To get over that fear—even if you know how to swim, approaching lanes for the first time can be scary—an instructor is the way to go. One of the things swim coaches love to do is to share their love of swimming with others, especially adults. The few tips they can share can yield results pretty quickly in the pool, plus give you something constructive to focus on during lap time.

The easiest way to find a swim coach is to call your local gyms and ask if they have pools and what their instructors’ schedules look like. And don’t think you’re the only one.

“Here in New York City, I’ve never been to a pool where there isn’t a private lesson going on at the same time, because there’s always instructors you can find if there is a pool,” Cain says. “And a lot of it’s just like calling around at your local pools and finding somebody who’s a good fit.”

Reframe Your View of Cross-Training

The challenge of starting something new can be terrifying—but it can also be invigorating. Try looking at it less as a chance to struggle athletically and more as an opportunity to expand your life.

“It’s really exciting and really powerful: Rather than learning it in such a way where you’re learning it to become a better athlete, you’re learning it in like a fun new skill way,” Cain says. “How often as we get older, do we really have the opportunity to say, ‘I’m a complete beginner in this. I have no experience.’?” Sometimes you just have to reframe something to bring the fun in.

And another reason why swimming is amazing: Whether you’re a beginner or you’re incredibly experienced in the pool, it’s hard to overdo it. If you’re a beginner and you do not know how to swim, you’re just not going to get very far. And if you’re a very experienced swimmer, there’s just a certain point where it’s not taking the same impact on your body as running.

Swim Workouts for Runners
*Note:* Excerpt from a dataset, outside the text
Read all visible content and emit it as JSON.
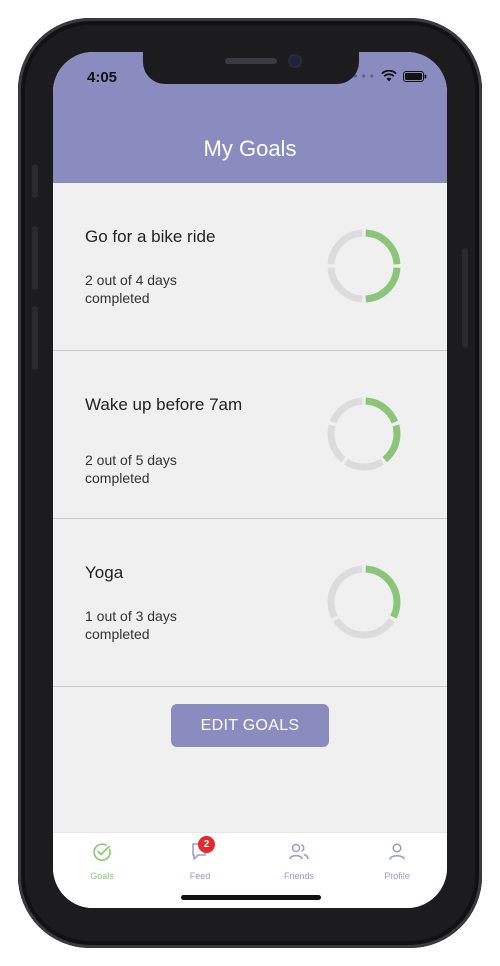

Ready to dive in? Much like turning up at a track without a workout, turning up at a pool with a blank page is a recipe for boredom and some painful mind games staring at the black line. In fact, if you’re used to track workouts, swimming workouts are much the same concept. Here are a couple of basic swim workouts for runners to get you out of the locker room and into the aquatic lane.

Note: We refer to meters, but yards are interchangeable; these workouts are based not on time to complete the distance, but the seconds of rest in between sets.

Equipment needed: Swimsuit, hat, goggles, kick board, pull buoy, and a good attitude.

Swim Workout #1: Technique Set


100m slow and steady, focusing on long reach and keeping breathing controlled
50m with a kickboard
50m with a pull buoy
200m slow and steady

Main Set

4 x 100m; count your strokes and try to maintain the same count per length
Rest 15 seconds between each 100m

8 x 50m, pushing harder on odd numbers
Rest 10 seconds in between each 50m

4 x 100m, one-arm drills: 25m using left arm only, 25m using right arm only.
Rest 10 seconds if needed, then final 50m using both arms

2 x 200 long and strong
Focus on reaching long and pulling through the entire stroke. Rest a minute in between each 200.


4 x 25 in this order for each 25m – Swim, Kick board, Swim, Pull buoy
200m easy swim
To the hot tub

Total: 1900m

Swim Workout #2: Pyramid


100m slow and steady, focusing on reaching long with your arms and keeping breathing controlled
50m with a kickboard
50m with a pull buoy
200m slow and steady

Main Set

25m swim – rest 5 seconds
50m Swim – rest 10 seconds
100m Swim – rest 15 seconds
200m swim – rest 30 seconds
100m swim – rest 15 seconds
50m swim – rest 10 seconds
25m swim – rest 1 minute

8 x 50m easy > fast
Swim the first 25m is easy then sprint the second 25m
Rest 20 seconds in between each 50m


4 x 25 in this order for each 25m – Swim, Kick board, Swim, Pull buoy
200m easy swim
To the hot tub

Total: 1600m

These Runners Were Not Prepared to Love Non-Alcoholic Beer

L. Renee Blount and Outside TV host Pat Parnell posted up at a popular trailhead, handed out free Athletic Brewing craft non-alcoholic beer, and then recorded runners’ live reactions. Want to find out what all the hype’s about? Click here to discover a world without compromise.


Related content from the Outside Network